Dress Standards

Marilynn Knight

Message 24072 · 14 Dec 2000 19:37:28 · Variable-width font · Whole thread

Previous message: Dress Standards/snobbery (RuddBaron)
Next message: Dress Standards (Marilynn Knight)
Previous in thread: Dress Standards (RuddBaron)
Next in thread: Dress Standards (Marilynn Knight)

I fondly remember the year I lived in London for many reasons, but one
relevant to this discussion: When we attended evening concerts, no matter
the implied formality, the attendees were, metaphorically speaking, dressed
in everything from soup to nuts. And, clearly, those wearing jeans with
holes at the knee were probably the most erudite, most affluent. It was
such a liberating example! I always advise others to 'wear your mood'.
Isn't that what 'egalitarian' is about? If you are polite and neither
smelly or obscene, whose business is it anyway?

Marilynn Latta Knight
In Foggy, Foggy South Carolina(interpret the fog any way you like).

-----Original Message-----
From: M Sheffield [mailto:xxxxxx.xxxxxxxxx@xxxxxxx.xx]
Sent: Thursday, December 14, 2000 2:50 AM
To: xxxxxxxxxx@xx.xxxxxxxxxx.xxx-xxxxxxxxx.xx
Subject: Re: Dress Standards

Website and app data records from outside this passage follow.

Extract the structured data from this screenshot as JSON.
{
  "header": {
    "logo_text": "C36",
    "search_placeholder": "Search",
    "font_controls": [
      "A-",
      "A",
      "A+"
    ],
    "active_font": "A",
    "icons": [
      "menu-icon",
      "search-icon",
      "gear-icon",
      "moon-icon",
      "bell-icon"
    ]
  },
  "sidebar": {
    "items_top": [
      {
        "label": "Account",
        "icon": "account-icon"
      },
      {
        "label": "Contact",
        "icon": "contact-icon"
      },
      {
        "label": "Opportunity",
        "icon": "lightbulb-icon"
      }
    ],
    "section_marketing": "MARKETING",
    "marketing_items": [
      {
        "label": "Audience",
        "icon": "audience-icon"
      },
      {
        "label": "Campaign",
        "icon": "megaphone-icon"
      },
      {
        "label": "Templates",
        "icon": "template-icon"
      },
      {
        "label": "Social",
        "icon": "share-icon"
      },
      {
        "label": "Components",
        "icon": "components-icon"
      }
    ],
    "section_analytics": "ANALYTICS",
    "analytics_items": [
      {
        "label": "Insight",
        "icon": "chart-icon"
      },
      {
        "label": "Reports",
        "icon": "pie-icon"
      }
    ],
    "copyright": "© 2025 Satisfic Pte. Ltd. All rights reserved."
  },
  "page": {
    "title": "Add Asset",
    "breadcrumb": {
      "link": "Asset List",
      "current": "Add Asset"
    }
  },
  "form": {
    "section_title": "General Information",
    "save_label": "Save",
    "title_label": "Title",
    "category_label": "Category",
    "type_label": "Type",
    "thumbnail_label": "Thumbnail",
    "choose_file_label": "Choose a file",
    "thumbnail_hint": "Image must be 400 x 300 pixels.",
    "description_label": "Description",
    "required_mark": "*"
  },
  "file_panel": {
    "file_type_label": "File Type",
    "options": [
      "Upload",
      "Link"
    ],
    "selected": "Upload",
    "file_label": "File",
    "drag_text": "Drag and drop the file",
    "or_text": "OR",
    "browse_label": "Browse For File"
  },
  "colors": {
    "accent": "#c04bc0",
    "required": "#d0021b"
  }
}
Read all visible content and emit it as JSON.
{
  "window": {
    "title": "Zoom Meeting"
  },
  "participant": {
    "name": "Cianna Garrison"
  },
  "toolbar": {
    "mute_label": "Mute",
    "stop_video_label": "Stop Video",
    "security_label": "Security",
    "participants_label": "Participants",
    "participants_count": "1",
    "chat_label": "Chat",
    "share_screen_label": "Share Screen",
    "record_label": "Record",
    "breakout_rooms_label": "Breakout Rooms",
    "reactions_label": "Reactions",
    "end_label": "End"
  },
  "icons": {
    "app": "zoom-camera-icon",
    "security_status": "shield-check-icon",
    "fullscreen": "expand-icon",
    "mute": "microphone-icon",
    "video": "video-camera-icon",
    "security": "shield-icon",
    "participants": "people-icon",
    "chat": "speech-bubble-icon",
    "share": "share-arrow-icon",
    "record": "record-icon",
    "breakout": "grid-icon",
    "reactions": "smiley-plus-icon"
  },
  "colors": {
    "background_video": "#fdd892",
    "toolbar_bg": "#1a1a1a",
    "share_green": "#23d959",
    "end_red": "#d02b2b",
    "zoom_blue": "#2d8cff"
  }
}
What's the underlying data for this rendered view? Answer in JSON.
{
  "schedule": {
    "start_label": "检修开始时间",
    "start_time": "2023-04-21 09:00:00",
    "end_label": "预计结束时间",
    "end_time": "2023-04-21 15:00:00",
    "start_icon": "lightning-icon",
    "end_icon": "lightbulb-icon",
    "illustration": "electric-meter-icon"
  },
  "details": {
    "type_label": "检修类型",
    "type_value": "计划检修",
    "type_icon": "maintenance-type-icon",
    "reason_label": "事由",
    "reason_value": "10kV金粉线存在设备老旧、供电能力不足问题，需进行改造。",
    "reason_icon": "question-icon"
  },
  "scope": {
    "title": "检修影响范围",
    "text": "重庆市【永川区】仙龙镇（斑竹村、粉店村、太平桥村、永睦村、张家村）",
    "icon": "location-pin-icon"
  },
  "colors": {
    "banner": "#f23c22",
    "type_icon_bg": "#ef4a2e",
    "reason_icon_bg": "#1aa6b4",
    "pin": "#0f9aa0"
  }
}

Graham wrote:
>
>... consider the
>probable temperature before deciding upon a dress-code. ...
> Summer dances tend to be less formal and people dress
>accordingly.

Can't say I remember evedr feelng too hot in 'summer' in GB, though I
certainly have sweated in winter when the heating was on and the windows
closed.

Even worse in USA, where I remember shivering at 17 C indoors in summer,
and at 27 C in overheated interiors in winter. Outside, of course, it was
just the opposite, so I felt permanently under- or over-dressed (as regards
quantity rather than style, I should add).

Much of Britain is pretty relaxed as far as dress is concerned, I think*,
and rightly so when a popular social pastime is involved. It is a pity to
exclude anyone from dancing either through a rigid dress code or by
over-priced events. Why is it that people have to be told what to wear?
Isn't there something wrong when someone can be made to feel uncomfortable
if not wearing a uniform?
  Conforming to dress codes does not mean that we have joined the ranks of
the upper classes (who like to be distinguished), it merely means we are
aping them -- or rather, aping them as they used to be in times gone by.

( * at least, I thought so, until my son came home after two years at
university in GB ... wearing a TIE ! Perhaps I have been in France too
long)
Martin,
 in Grenoble, France.

 http://perso.wanadoo.fr/scots.in.france/scd.htm
                  (dance groups, some new dances ...)

--
M Sheffield <xxxxxx.xxxxxxxxx@xxxxxxx.xx>

Previous message: Dress Standards/snobbery (RuddBaron)
Next message: Dress Standards (Marilynn Knight)
Previous in thread: Dress Standards (RuddBaron)
Next in thread: Dress Standards (Marilynn Knight)
A Django site.